Ashley D. Kelley plays Dorothy in Oregon Shakespeare Festival’s “The Wiz” opening June 18 in the Allen Elizabethan Theatre. The daughter of a Baptist minister, Kelley developed her musical abilities singing in the choir. She graduated from Temple University with a major in theater and has been working ever since. In the last eight years she played upwards of 30 roles in regional theaters. We met at Mix Bakeshop in Ashland.
EH: When did you know that you wanted to act?
AK: Since I was able to talk — ever since I was a little kid, I was always performing in front of people. My parents would have friends over, and I would always be the center of attention.
EH: Tell me about your lifestyle as a performer.
AK: A lot of traveling, a lot of new places, a lot of new faces, which is awesome. You’re always meeting new people, working with new directors, new choreographers. So there’s that bit of excitement. It can be a little tiring, picking up your life and moving from place to place. I love it; I’m always hungry for more.
EH: Do you have routines or rituals to keep yourself together?
AK: Not really, I kind of go with the flow. I’m very open. I think it’s important to be an open person as a performer, because things change constantly, and you always have to be on your toes and think quickly. My ritual is to remain open.
EH: How is the world of “The Wiz” at OSF different from other versions?
AK: It’s the same story that you’ve seen. It’s a little more modern because Dorothy is a 16-year-old girl in today’s world. She’s obsessed with fashion, the big city and Shakespeare. She wants more in her life. She goes to Oz, an Elizabethan world mixed with ’70s soul and funk music.
EH: How is it playing a teenager?
AK: I think I’m embracing more of my youth. I started out playing older roles when I was young. And now that I’m older, my roles have been getting younger and younger. They teach you that there are only certain types that you can play in your life. You get sucked into the thought that these are the only roles you can play, the mother roles, auntie, sister or the funny person. Until you get out of thinking in that small box, you won’t be able to grow. Just from experience, and working with new people, and traveling, and certain directors believing in me, I was able to get out of that box and say, “You know what? I can play a 16-year-old girl.

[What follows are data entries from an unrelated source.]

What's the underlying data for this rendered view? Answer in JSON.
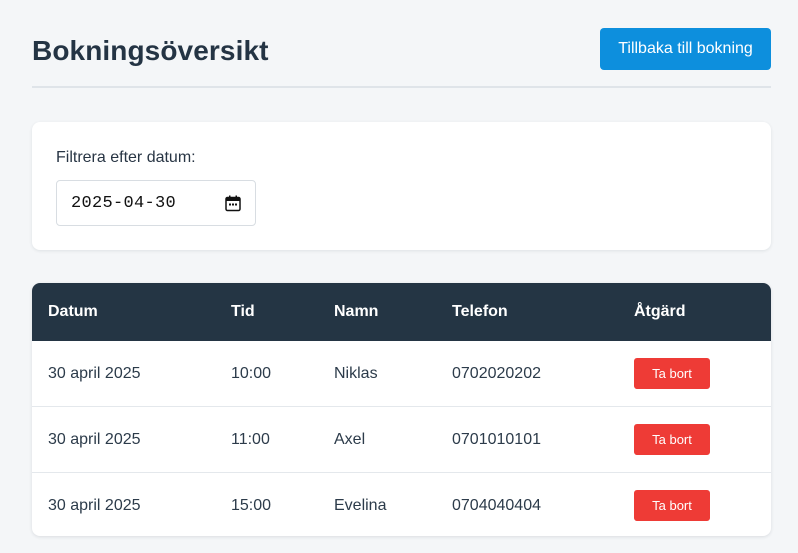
{
  "page": {
    "title": "Bokningsöversikt",
    "back_button_label": "Tillbaka till bokning"
  },
  "filter": {
    "label": "Filtrera efter datum:",
    "date_value": "2025-04-30",
    "icon": "calendar-icon"
  },
  "table": {
    "columns": [
      "Datum",
      "Tid",
      "Namn",
      "Telefon",
      "Åtgärd"
    ],
    "rows": [
      {
        "date": "30 april 2025",
        "time": "10:00",
        "name": "Niklas",
        "phone": "0702020202",
        "action": "Ta bort"
      },
      {
        "date": "30 april 2025",
        "time": "11:00",
        "name": "Axel",
        "phone": "0701010101",
        "action": "Ta bort"
      },
      {
        "date": "30 april 2025",
        "time": "15:00",
        "name": "Evelina",
        "phone": "0704040404",
        "action": "Ta bort"
      }
    ]
  },
  "colors": {
    "primary": "#0d8fdd",
    "header_dark": "#243544",
    "danger": "#ee3b36",
    "background": "#f4f6f8"
  }
}
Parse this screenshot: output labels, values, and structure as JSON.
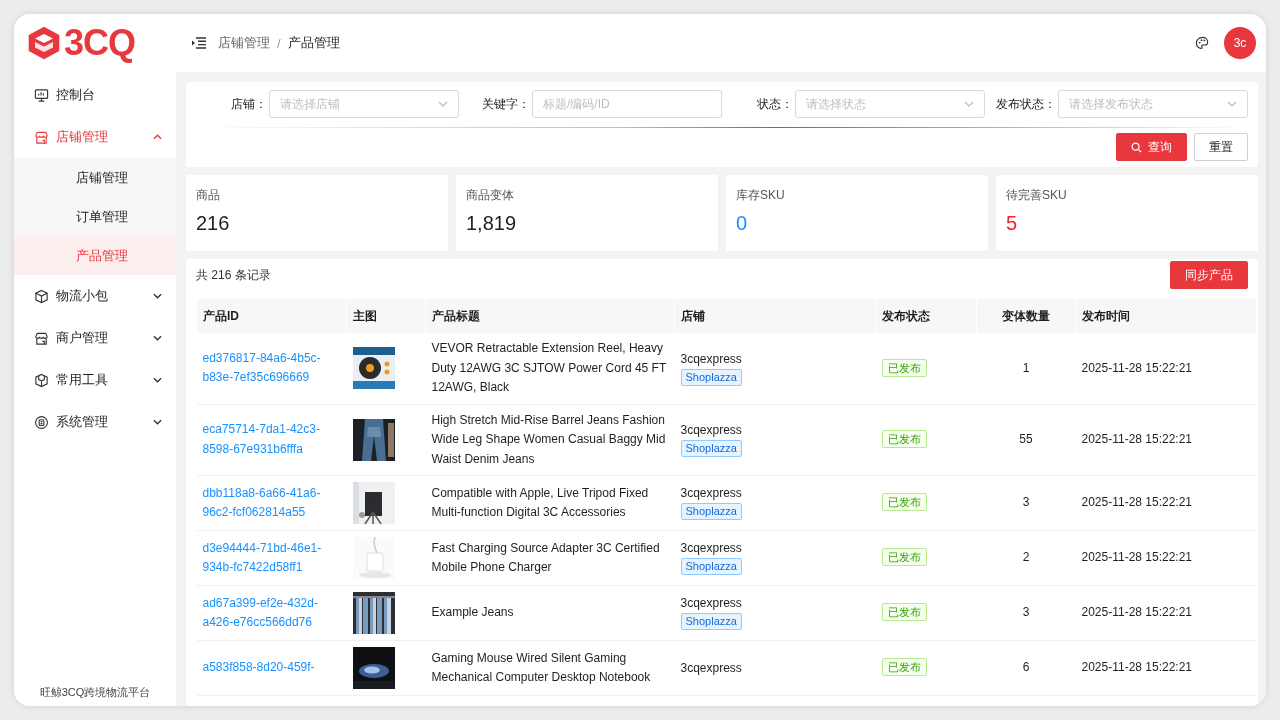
{
  "logo": {
    "text": "3CQ"
  },
  "breadcrumb": {
    "separator": "/",
    "items": [
      {
        "label": "店铺管理",
        "current": false
      },
      {
        "label": "产品管理",
        "current": true
      }
    ]
  },
  "avatar": {
    "initials": "3c"
  },
  "sidebar": {
    "items": [
      {
        "label": "控制台",
        "kind": "link",
        "selected": false
      },
      {
        "label": "店铺管理",
        "kind": "group",
        "selected": true,
        "expanded": true,
        "children": [
          {
            "label": "店铺管理",
            "selected": false
          },
          {
            "label": "订单管理",
            "selected": false
          },
          {
            "label": "产品管理",
            "selected": true
          }
        ]
      },
      {
        "label": "物流小包",
        "kind": "group",
        "selected": false,
        "expanded": false
      },
      {
        "label": "商户管理",
        "kind": "group",
        "selected": false,
        "expanded": false
      },
      {
        "label": "常用工具",
        "kind": "group",
        "selected": false,
        "expanded": false
      },
      {
        "label": "系统管理",
        "kind": "group",
        "selected": false,
        "expanded": false
      }
    ],
    "footer": "旺鲸3CQ跨境物流平台"
  },
  "filters": [
    {
      "label": "店铺：",
      "kind": "select",
      "placeholder": "请选择店铺"
    },
    {
      "label": "关键字：",
      "kind": "input",
      "placeholder": "标题/编码/ID"
    },
    {
      "label": "状态：",
      "kind": "select",
      "placeholder": "请选择状态"
    },
    {
      "label": "发布状态：",
      "kind": "select",
      "placeholder": "请选择发布状态"
    }
  ],
  "filter_buttons": [
    {
      "label": "查询",
      "kind": "primary"
    },
    {
      "label": "重置",
      "kind": "default"
    }
  ],
  "stats": [
    {
      "label": "商品",
      "value": "216",
      "color": "#1f1f1f"
    },
    {
      "label": "商品变体",
      "value": "1,819",
      "color": "#1f1f1f"
    },
    {
      "label": "库存SKU",
      "value": "0",
      "color": "#1890ff"
    },
    {
      "label": "待完善SKU",
      "value": "5",
      "color": "#f5222d"
    }
  ],
  "table": {
    "total": "共 216 条记录",
    "action": "同步产品",
    "columns": [
      "产品ID",
      "主图",
      "产品标题",
      "店铺",
      "发布状态",
      "变体数量",
      "发布时间"
    ],
    "rows": [
      {
        "id": "ed376817-84a6-4b5c-b83e-7ef35c696669",
        "title": "VEVOR Retractable Extension Reel, Heavy Duty 12AWG 3C SJTOW Power Cord 45 FT 12AWG, Black",
        "store": "3cqexpress",
        "platform": "Shoplazza",
        "status": {
          "label": "已发布",
          "kind": "published"
        },
        "variants": "1",
        "time": "2025-11-28 15:22:21"
      },
      {
        "id": "eca75714-7da1-42c3-8598-67e931b6fffa",
        "title": "High Stretch Mid-Rise Barrel Jeans Fashion Wide Leg Shape Women Casual Baggy Mid Waist Denim Jeans",
        "store": "3cqexpress",
        "platform": "Shoplazza",
        "status": {
          "label": "已发布",
          "kind": "published"
        },
        "variants": "55",
        "time": "2025-11-28 15:22:21"
      },
      {
        "id": "dbb118a8-6a66-41a6-96c2-fcf062814a55",
        "title": "Compatible with Apple, Live Tripod Fixed Multi-function Digital 3C Accessories",
        "store": "3cqexpress",
        "platform": "Shoplazza",
        "status": {
          "label": "已发布",
          "kind": "published"
        },
        "variants": "3",
        "time": "2025-11-28 15:22:21"
      },
      {
        "id": "d3e94444-71bd-46e1-934b-fc7422d58ff1",
        "title": "Fast Charging Source Adapter 3C Certified Mobile Phone Charger",
        "store": "3cqexpress",
        "platform": "Shoplazza",
        "status": {
          "label": "已发布",
          "kind": "published"
        },
        "variants": "2",
        "time": "2025-11-28 15:22:21"
      },
      {
        "id": "ad67a399-ef2e-432d-a426-e76cc566dd76",
        "title": "Example Jeans",
        "store": "3cqexpress",
        "platform": "Shoplazza",
        "status": {
          "label": "已发布",
          "kind": "published"
        },
        "variants": "3",
        "time": "2025-11-28 15:22:21"
      },
      {
        "id": "a583f858-8d20-459f-",
        "title": "Gaming Mouse Wired Silent Gaming Mechanical Computer Desktop Notebook",
        "store": "3cqexpress",
        "status": {
          "label": "已发布",
          "kind": "published"
        },
        "variants": "6",
        "time": "2025-11-28 15:22:21"
      }
    ]
  }
}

I just have to believe in it.” From there, I started going out for roles that I wouldn’t normally get cast as.
EH: What makes theater so compelling to us?

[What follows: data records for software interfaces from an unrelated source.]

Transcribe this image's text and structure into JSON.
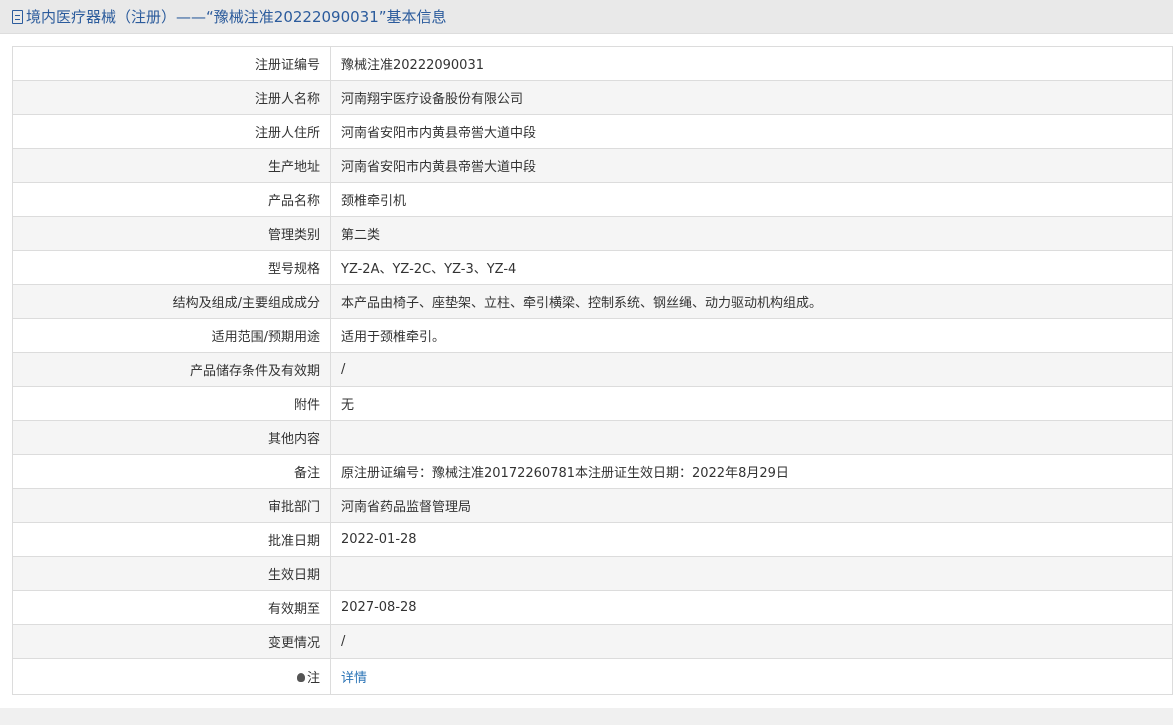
{
  "header": {
    "title": "境内医疗器械（注册）——“豫械注准20222090031”基本信息",
    "icon": "document-icon"
  },
  "rows": [
    {
      "label": "注册证编号",
      "value": "豫械注准20222090031"
    },
    {
      "label": "注册人名称",
      "value": "河南翔宇医疗设备股份有限公司"
    },
    {
      "label": "注册人住所",
      "value": "河南省安阳市内黄县帝喾大道中段"
    },
    {
      "label": "生产地址",
      "value": "河南省安阳市内黄县帝喾大道中段"
    },
    {
      "label": "产品名称",
      "value": "颈椎牵引机"
    },
    {
      "label": "管理类别",
      "value": "第二类"
    },
    {
      "label": "型号规格",
      "value": "YZ-2A、YZ-2C、YZ-3、YZ-4"
    },
    {
      "label": "结构及组成/主要组成成分",
      "value": "本产品由椅子、座垫架、立柱、牵引横梁、控制系统、钢丝绳、动力驱动机构组成。"
    },
    {
      "label": "适用范围/预期用途",
      "value": "适用于颈椎牵引。"
    },
    {
      "label": "产品储存条件及有效期",
      "value": "/"
    },
    {
      "label": "附件",
      "value": "无"
    },
    {
      "label": "其他内容",
      "value": ""
    },
    {
      "label": "备注",
      "value": "原注册证编号：豫械注准20172260781本注册证生效日期：2022年8月29日"
    },
    {
      "label": "审批部门",
      "value": "河南省药品监督管理局"
    },
    {
      "label": "批准日期",
      "value": "2022-01-28"
    },
    {
      "label": "生效日期",
      "value": ""
    },
    {
      "label": "有效期至",
      "value": "2027-08-28"
    },
    {
      "label": "变更情况",
      "value": "/"
    }
  ],
  "note_row": {
    "label": "注",
    "icon": "lightbulb-icon",
    "link_text": "详情"
  },
  "colors": {
    "title": "#2b5b9c",
    "link": "#2b74b6",
    "row_alt": "#f5f5f5",
    "border": "#dcdcdc"
  }
}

AK: I think theater is a great avenue to talk about the real issues, to discuss worldly issues and politics. It’s a representation of real life. Theater is a way to escape; it’s a different world. You get to feel emotions that you aren’t able to express in everyday life. It’s incredible to me that you can learn about other people and try to feel what they feel, and then share what you’ve found with other people. Theater is absolutely therapy. It’s a way to touch people, encourage people, and support people.
EH: What is the universal message of “The Wiz”?
AK: Believe in yourself. That lesson is taught throughout. Have the courage to go on adventures, believe in yourself, and have the courage to love.